··· Dataset extract ···

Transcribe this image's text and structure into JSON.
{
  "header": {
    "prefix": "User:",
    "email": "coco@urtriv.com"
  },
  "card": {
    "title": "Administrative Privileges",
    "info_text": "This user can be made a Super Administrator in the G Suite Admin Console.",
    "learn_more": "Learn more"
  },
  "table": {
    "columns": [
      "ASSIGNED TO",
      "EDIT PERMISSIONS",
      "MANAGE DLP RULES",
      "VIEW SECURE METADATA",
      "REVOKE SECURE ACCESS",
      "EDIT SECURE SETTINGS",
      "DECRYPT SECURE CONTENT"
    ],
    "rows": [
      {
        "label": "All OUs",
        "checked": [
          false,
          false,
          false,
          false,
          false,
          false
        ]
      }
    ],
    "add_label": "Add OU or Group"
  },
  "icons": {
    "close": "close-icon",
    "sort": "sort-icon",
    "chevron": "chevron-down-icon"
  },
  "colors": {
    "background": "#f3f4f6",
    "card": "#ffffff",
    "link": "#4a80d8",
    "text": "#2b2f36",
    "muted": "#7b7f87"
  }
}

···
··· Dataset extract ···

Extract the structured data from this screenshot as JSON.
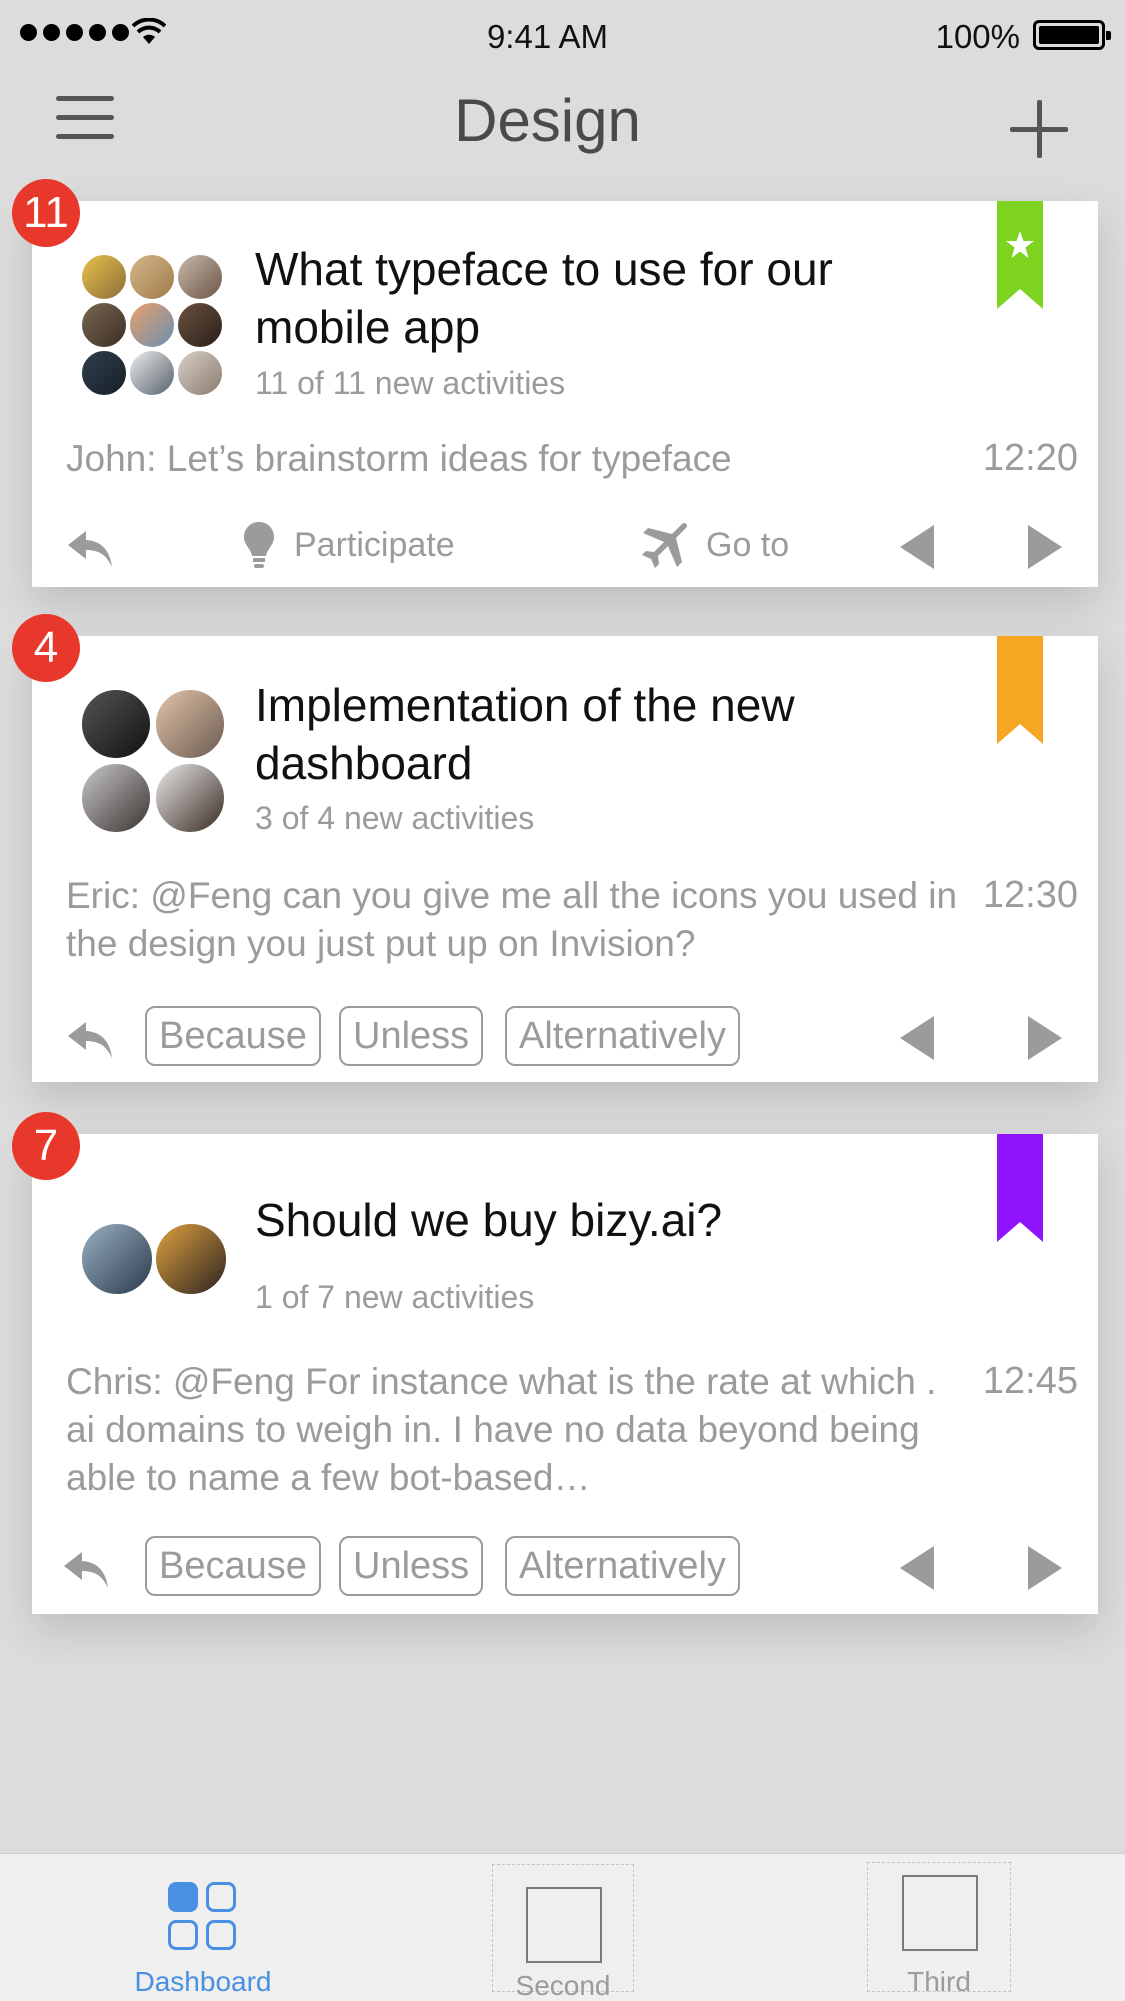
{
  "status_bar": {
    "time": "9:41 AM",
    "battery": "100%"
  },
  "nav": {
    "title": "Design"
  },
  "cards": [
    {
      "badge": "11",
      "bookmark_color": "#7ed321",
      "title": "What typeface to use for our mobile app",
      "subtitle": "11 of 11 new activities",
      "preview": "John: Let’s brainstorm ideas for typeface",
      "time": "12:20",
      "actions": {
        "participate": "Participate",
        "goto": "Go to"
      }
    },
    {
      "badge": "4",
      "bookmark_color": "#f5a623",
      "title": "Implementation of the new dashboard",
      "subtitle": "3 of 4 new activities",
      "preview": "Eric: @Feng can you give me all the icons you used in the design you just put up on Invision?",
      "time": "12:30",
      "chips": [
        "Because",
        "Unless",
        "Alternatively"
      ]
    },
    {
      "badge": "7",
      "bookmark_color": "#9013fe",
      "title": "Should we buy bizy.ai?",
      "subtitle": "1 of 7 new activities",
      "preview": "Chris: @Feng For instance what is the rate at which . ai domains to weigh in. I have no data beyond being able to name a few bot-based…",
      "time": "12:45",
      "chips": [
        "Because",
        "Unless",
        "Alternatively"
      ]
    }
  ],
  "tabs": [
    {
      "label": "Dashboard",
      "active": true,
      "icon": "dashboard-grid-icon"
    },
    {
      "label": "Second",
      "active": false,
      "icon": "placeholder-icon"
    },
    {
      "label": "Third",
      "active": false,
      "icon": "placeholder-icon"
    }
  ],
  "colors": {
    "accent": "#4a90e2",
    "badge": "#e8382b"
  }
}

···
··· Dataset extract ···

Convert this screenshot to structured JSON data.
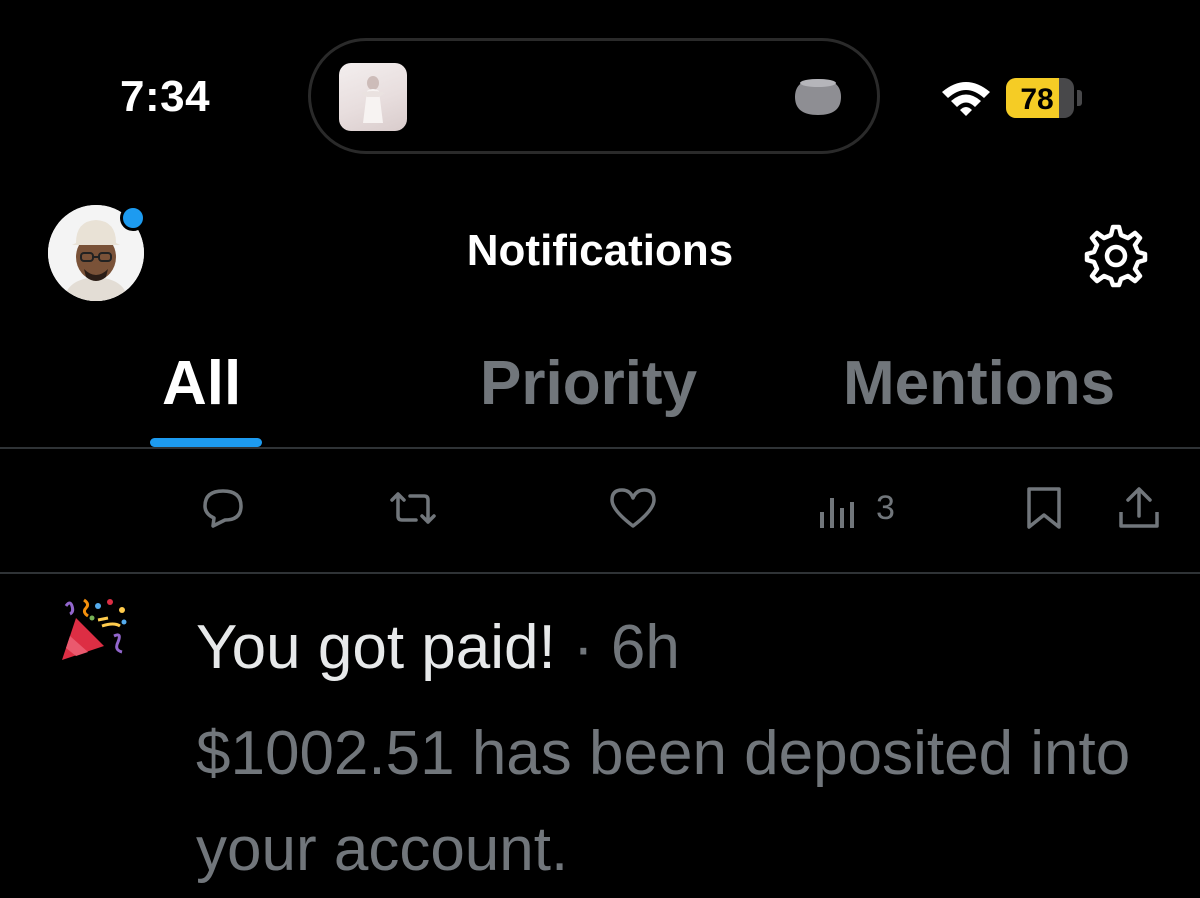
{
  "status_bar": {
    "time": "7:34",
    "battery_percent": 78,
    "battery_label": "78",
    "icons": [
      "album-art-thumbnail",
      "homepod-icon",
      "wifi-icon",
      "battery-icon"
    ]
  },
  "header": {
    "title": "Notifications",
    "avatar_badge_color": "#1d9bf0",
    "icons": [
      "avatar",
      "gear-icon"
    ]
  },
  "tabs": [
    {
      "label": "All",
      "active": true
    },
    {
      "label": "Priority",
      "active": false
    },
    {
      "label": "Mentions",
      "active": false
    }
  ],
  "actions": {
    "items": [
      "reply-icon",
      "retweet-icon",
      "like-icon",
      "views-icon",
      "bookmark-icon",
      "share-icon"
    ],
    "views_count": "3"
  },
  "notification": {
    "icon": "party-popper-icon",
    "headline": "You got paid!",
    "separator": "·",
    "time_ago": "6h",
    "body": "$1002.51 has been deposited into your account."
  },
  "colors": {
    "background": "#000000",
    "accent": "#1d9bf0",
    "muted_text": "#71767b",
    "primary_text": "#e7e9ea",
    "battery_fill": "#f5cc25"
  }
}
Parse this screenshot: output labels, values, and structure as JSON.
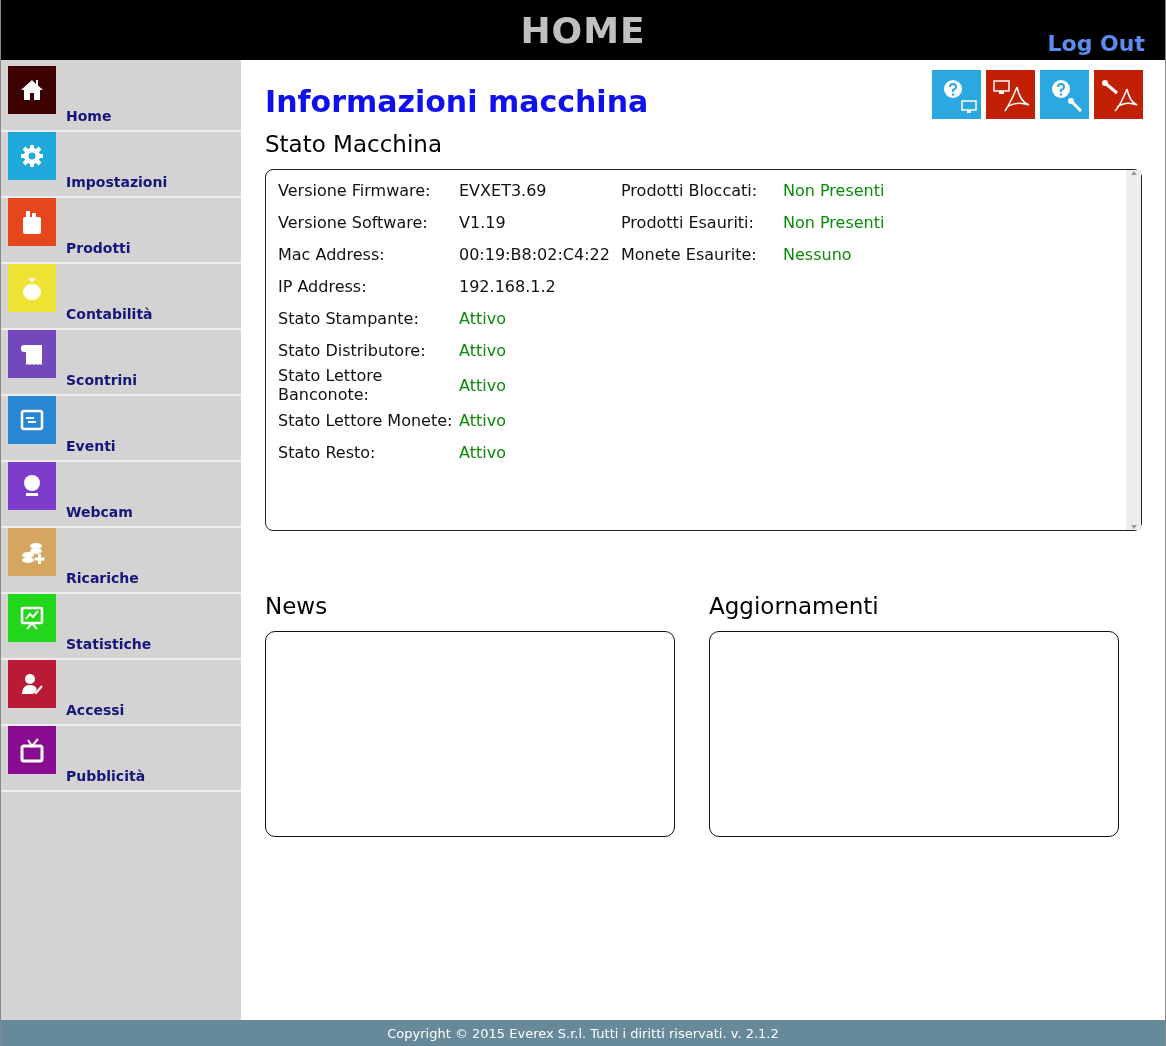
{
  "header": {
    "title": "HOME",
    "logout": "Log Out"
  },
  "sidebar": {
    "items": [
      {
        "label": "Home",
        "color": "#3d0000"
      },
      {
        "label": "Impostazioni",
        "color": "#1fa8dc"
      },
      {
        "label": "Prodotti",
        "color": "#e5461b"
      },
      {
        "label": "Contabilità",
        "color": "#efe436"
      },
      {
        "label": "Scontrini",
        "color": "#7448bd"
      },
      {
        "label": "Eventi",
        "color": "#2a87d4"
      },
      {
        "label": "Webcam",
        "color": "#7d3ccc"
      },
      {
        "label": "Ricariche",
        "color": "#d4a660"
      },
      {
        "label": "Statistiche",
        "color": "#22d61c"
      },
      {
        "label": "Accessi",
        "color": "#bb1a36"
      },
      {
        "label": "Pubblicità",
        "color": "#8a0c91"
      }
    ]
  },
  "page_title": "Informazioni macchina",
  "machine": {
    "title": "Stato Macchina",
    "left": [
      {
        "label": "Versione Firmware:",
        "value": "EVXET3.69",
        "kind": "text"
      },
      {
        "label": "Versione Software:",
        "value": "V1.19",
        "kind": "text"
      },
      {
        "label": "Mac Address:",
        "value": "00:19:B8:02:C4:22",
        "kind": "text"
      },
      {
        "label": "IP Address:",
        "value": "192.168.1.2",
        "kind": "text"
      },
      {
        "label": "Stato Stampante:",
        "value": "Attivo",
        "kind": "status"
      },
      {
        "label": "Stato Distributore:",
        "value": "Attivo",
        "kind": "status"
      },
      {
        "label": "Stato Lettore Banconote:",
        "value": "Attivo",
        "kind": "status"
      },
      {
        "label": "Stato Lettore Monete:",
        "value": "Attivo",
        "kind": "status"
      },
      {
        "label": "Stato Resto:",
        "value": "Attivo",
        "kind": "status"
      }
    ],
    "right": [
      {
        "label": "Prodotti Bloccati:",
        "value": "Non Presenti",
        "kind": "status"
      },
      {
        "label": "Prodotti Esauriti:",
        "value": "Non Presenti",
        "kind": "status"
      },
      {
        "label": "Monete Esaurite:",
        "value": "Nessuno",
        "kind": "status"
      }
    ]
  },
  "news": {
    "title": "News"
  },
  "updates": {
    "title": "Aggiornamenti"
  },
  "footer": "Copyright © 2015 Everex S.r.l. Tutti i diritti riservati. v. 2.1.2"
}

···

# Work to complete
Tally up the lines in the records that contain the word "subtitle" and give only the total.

# Expected answer
3